The European Commission’s New Year resolution of imposing a limit over carbon dioxide emissions on all the airlines flying to or from Europe airports has created furore in the Aviation Industry. The EU Emissions Trading Scheme (ETS) has drawn howls of protest from the airlines industry and is forcing them to make tough decisions.
With a motive to continue its operations in Europe, Etihad, the fastest growing carrier of Abu Dhabi has decided to hike fuel surcharge on all its flights arriving on or departing from Europe airport. The predominant factor behind this reluctant move is to offset the scheme costs under which airlines will be charged for the slew of carbon emitted by airplanes.
Known for offering its customers an extraordinary flying experience, the UAE flag carrier will now pass the additional costs to its customers. For passengers flying into or out of Europe will be charged $3 (AED11) and an amount of $0.03/ kg will be levied for cargo shipments on European flights. The same will take effect from 1 March 2012 to cover new carbon tax.
BEHIND THE SCENES
Though European Commission’s forced imposition sounds terrible to many, however, the reason behind this immediate action seems logical. As stated, the chief aim is to eliminate any possible aftermath of climatic changes on aviation industry. If the idea of alleviating airline’s carbon footprint is successfully implemented, it could erode nearly 35% of struggling industry profits.
Airlines are authorised to emit a proportionate amount of CO2 for free, every year. Strangely, they may have to bag more ‘carbon credits’ from different industries or airlines just in case they cross the line. As per EU ETS, the charges will be calculated on the supplementary costs for extra carbon credits purchased by airlines in 2012. Perhaps, with fluctuation in carbon prices, the cost can be adjusted with time.
Another significant factor troubling foreign governments is the EU Commission’s calculation of carbon cost over the entire flight and not just Europe. To avoid this deadlock, the EU ETS declared that no particular airline will face a bill till the next year, once their respective carbon emissions are calculated.
Like Etihad, another major Gulf carriers are also expected to follow suit and beef up air fares to compensate for the extra costs they have to bear.
The carbon emission control scheme has attracted opposition from both global plane makers and airlines. However, Europe has not shown any sign of compromise despite causing friction with worldwide aviation groups. Most of the airlines fear a possibility of trade war. Nonetheless, Europe insists it will not scrap this scheme or show any flexibility.
The rigidity is evident with its declaration of implementing this system in spite of conflicts, court cases, disapprovals and other difficulties.
CHINA TAKES A STAND
The eccentricity of the situation is evident as China took a stand against the odds unlike India, US, Singapore, Canadian and Asia Pacific Airlines which, as per industry critics, have so far blown hot and cold.

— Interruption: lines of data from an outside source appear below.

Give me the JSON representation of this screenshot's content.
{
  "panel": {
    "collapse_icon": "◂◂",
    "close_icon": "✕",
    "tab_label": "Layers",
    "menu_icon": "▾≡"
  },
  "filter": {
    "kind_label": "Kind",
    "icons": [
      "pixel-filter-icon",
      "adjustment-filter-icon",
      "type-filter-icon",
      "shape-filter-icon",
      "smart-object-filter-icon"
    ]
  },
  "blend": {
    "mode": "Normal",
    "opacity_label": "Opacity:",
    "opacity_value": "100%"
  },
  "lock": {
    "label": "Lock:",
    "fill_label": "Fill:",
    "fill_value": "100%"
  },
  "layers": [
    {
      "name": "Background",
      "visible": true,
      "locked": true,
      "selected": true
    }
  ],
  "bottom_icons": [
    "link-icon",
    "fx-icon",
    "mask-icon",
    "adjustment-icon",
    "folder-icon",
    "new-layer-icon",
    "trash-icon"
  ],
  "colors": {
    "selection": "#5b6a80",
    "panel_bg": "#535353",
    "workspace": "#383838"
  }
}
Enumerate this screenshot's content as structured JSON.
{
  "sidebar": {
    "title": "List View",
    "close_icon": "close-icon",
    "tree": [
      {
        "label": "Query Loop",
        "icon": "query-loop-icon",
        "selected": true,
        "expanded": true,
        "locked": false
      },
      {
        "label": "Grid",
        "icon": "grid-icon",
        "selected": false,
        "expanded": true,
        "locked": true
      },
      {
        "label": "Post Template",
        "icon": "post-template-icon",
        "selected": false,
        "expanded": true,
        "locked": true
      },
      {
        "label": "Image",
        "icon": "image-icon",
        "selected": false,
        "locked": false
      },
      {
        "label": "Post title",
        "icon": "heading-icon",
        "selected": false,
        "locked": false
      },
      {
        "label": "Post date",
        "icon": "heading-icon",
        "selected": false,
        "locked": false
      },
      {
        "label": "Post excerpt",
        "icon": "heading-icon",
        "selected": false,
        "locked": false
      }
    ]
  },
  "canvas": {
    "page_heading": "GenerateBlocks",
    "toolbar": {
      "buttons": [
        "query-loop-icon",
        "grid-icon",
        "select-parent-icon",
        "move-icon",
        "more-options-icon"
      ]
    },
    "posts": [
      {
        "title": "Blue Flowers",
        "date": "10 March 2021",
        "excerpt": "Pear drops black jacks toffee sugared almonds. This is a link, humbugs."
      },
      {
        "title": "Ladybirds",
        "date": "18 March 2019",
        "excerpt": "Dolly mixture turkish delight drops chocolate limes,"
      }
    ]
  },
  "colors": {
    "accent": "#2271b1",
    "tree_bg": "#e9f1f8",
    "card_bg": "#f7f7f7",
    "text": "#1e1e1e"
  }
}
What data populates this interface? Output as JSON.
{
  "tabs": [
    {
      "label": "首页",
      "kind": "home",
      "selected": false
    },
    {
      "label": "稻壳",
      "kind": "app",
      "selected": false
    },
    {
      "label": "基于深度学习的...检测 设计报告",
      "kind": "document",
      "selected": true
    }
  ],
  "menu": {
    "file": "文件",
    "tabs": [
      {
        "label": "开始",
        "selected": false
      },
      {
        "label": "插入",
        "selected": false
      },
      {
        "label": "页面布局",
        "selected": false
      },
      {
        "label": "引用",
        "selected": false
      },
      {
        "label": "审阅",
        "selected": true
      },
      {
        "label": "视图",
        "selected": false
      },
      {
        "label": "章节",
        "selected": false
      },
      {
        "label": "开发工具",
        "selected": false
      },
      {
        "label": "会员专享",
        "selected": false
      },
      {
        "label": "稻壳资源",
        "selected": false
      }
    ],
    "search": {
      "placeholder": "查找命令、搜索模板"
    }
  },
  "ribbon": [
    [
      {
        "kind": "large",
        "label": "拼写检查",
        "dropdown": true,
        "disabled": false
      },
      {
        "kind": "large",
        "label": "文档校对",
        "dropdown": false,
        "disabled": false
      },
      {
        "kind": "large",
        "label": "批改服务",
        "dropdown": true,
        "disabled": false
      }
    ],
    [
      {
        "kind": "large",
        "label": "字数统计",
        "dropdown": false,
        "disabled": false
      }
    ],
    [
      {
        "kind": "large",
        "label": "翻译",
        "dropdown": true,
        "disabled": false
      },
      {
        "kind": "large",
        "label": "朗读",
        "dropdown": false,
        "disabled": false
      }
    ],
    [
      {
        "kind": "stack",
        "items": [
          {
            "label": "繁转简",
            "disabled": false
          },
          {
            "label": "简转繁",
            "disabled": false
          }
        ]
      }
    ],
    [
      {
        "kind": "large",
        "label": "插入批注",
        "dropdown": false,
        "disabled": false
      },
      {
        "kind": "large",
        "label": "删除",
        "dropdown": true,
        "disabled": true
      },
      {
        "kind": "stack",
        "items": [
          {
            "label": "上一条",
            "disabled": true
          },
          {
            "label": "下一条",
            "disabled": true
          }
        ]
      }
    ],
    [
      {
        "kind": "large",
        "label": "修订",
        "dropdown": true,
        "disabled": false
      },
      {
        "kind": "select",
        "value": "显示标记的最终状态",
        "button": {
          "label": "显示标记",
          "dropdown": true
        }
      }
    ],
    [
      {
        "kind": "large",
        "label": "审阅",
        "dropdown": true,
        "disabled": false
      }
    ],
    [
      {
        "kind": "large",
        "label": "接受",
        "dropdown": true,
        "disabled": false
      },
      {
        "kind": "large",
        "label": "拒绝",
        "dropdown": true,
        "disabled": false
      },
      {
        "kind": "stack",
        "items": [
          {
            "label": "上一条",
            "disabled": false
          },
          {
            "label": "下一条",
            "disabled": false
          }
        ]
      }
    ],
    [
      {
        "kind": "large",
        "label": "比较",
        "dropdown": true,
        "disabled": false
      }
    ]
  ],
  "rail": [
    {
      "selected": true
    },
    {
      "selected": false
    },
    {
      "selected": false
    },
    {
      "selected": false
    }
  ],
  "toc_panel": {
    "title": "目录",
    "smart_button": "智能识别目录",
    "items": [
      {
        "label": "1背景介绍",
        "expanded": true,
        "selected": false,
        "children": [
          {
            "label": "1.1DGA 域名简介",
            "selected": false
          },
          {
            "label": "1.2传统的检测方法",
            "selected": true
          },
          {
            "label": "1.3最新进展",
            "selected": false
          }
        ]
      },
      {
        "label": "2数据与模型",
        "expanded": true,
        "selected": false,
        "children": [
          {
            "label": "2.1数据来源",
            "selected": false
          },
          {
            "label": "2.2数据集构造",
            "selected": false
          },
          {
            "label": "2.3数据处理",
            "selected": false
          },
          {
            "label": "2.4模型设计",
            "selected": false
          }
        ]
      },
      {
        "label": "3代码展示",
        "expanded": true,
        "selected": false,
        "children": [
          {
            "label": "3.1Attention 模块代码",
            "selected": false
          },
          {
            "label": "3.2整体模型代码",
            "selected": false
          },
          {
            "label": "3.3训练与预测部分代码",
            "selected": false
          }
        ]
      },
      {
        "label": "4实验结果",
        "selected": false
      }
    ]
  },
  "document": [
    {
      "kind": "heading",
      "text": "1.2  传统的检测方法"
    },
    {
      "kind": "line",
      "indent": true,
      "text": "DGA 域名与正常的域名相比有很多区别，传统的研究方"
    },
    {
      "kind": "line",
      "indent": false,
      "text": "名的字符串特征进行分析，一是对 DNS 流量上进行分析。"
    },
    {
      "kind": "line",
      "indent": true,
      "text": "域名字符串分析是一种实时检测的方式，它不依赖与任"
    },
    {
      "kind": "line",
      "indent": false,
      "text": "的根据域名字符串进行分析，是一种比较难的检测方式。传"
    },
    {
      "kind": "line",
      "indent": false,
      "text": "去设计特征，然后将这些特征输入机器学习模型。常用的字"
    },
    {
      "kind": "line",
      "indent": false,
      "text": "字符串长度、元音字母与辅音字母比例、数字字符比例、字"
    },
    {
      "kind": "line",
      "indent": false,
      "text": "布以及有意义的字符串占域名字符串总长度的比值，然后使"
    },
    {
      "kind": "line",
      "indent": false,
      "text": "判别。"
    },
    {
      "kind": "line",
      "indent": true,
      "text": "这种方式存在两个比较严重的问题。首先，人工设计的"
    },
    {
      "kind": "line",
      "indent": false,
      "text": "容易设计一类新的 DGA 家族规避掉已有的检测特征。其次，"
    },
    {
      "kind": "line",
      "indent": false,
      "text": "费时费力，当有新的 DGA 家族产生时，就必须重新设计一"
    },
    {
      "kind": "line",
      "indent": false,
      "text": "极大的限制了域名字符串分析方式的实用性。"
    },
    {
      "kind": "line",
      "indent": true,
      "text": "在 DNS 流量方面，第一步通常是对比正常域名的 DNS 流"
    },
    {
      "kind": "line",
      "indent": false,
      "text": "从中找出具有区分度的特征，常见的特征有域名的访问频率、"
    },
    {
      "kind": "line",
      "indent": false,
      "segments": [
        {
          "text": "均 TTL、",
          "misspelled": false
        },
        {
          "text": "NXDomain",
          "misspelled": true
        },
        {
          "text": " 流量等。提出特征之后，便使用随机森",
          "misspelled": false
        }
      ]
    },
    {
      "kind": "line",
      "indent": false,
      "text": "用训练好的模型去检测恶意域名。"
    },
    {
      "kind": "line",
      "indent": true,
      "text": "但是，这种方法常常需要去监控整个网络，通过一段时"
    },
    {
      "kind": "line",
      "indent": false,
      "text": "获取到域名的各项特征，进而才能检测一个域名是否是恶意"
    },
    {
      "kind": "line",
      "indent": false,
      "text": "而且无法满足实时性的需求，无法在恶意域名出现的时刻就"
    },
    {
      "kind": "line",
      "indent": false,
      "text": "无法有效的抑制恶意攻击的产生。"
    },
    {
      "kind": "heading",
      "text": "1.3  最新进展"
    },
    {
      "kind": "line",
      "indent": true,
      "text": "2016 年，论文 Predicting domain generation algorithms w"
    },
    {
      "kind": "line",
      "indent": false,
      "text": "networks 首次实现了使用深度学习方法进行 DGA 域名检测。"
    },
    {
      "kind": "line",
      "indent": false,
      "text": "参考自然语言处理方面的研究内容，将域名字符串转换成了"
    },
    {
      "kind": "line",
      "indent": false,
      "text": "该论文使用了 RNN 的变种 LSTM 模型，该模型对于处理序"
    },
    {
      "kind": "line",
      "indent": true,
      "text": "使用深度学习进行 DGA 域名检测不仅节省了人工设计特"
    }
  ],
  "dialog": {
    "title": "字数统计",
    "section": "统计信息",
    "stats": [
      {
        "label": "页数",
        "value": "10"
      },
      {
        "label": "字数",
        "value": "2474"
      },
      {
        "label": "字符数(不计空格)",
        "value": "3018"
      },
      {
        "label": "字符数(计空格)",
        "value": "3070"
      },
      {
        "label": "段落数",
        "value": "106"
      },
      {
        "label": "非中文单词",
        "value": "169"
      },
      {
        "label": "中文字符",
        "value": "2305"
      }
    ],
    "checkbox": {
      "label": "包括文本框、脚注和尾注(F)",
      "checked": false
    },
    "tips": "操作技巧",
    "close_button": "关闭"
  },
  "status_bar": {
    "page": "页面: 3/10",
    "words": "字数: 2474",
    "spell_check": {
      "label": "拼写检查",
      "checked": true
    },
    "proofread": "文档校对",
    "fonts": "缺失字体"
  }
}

China banned its airlines from joining the EU’s carbon emissions scheme and ordered the country’s airlines not to raise air fares or levy extra costs to offset carbon emissions charges. Contemplating over the seriousness of the matter, industry observers suggest it will aggravate the situation and perhaps lead to a trade war.
According to the World Luxury Association, tourists from China spent a record US $7.2 billon overseas over the most recent Chinese holiday period; with 46% of total spent in Europe. China’s contribution in maintaining European economic stability is another good reason that the EU has decided to negotiate disputed terms under the Carbon Emission Scheme.
The airlines not complying with the standards will be fined an amount of US $130 (100 euros) for every tonne of emitted carbon dioxide for which they have not deposited allowances. For persistent offenders, the EU has complete authority to ban the airlines from its airspace.
Few European airlines wonder the chances of being penalised by other foreign governments over the scheme. They fear the risk of reprisals against airlines from Europe in form of newer taxes, restriction on traffic rights and charges.
Aviation experts believe the conflict is rapidly turning into a battle and to avert an escalation of the situation there is a need to find quick and appropriate solutions.